Women's education rights need guarding

Malala Yousafzai, advocate for girls' education, when she spoke at the United Nations.

The conservative backlash to women’s education has been harsh and public — from the shooting of schoolgirl Malala Yousafzai and the killing of teacher Shahnaz Bibi in Pakistan, to the recent abduction of some 200 schoolgirls in Nigeria – so that the need to stand up for equal education rights for all is critical, General Secretary Jenny Diamond told Federation’s Women’s Conference.

Such abuses were a matter of universal concern and in particular to the union’s predominantly female membership. “Accordingly, as teachers and, I hope, activists (even if you haven’t realised it yet), we have the responsibility to take up the challenge to ensure a fair and decent society,” Ms Diamond said.

She related some of the highlights of last month’s Education International Second World Women’s Conference, attended by 400 unionists from around the world. AEU Federal Secretary Susan Hopgood gave the opening address, telling delegates that more than two-thirds of the world’s illiterate adults were women.

Federation Life Member and President of the International Confederation of Trade Unions Sharan Burrow said that women in education had power and should always use it in partnership, to build alliances and take on the challenges of an unequal and unfair world.

Ms Diamond said that while girls in Australia who seek a quality education did not experience the extreme difficulties experienced elsewhere, “we cannot relax and take for granted that students … do not experience sex-based and other forms of violence and harassment.
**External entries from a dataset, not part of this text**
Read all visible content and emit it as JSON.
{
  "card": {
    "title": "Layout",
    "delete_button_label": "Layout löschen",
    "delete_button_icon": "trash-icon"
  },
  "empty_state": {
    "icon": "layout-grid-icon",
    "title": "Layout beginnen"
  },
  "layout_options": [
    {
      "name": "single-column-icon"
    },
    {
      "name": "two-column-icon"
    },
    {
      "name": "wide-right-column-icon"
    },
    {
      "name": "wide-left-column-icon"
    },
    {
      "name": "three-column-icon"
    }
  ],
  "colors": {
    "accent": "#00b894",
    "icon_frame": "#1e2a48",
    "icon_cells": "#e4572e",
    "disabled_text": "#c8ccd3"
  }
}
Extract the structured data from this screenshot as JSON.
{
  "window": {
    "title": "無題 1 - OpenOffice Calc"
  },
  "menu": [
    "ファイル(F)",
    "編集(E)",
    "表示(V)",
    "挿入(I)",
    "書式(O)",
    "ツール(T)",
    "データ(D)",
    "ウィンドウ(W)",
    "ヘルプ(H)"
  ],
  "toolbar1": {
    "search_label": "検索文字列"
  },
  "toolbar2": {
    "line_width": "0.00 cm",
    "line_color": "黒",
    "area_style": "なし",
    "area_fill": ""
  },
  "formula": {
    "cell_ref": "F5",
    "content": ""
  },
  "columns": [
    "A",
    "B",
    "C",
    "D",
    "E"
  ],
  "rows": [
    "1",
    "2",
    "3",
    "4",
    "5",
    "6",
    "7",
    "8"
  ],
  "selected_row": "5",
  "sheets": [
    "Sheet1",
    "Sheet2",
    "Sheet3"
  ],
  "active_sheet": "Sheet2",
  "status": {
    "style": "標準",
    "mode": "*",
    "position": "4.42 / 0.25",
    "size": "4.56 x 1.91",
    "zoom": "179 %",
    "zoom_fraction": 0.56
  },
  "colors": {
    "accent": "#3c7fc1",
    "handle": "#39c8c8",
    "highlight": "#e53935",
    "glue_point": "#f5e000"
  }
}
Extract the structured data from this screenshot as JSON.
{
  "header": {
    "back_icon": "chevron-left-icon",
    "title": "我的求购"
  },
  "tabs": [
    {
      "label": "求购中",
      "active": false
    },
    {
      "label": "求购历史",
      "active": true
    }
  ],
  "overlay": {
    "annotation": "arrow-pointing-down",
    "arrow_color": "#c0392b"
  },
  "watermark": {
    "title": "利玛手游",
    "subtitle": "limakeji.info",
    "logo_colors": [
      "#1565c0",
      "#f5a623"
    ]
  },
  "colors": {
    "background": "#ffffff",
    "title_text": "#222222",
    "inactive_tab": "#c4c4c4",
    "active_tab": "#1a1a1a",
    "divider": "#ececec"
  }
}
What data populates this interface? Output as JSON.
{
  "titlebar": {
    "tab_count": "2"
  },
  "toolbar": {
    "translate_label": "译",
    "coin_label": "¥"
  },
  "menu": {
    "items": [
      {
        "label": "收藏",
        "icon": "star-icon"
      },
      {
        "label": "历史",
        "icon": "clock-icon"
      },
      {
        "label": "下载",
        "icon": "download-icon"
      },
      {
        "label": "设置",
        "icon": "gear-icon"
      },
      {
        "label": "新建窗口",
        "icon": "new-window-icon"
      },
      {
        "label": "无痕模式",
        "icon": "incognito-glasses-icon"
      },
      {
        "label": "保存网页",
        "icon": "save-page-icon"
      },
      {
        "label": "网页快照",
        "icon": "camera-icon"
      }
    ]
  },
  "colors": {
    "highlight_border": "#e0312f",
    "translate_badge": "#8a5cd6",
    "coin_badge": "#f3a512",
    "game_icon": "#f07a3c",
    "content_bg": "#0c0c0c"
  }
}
It is our responsibility to advocate daily for those rights to be honoured.”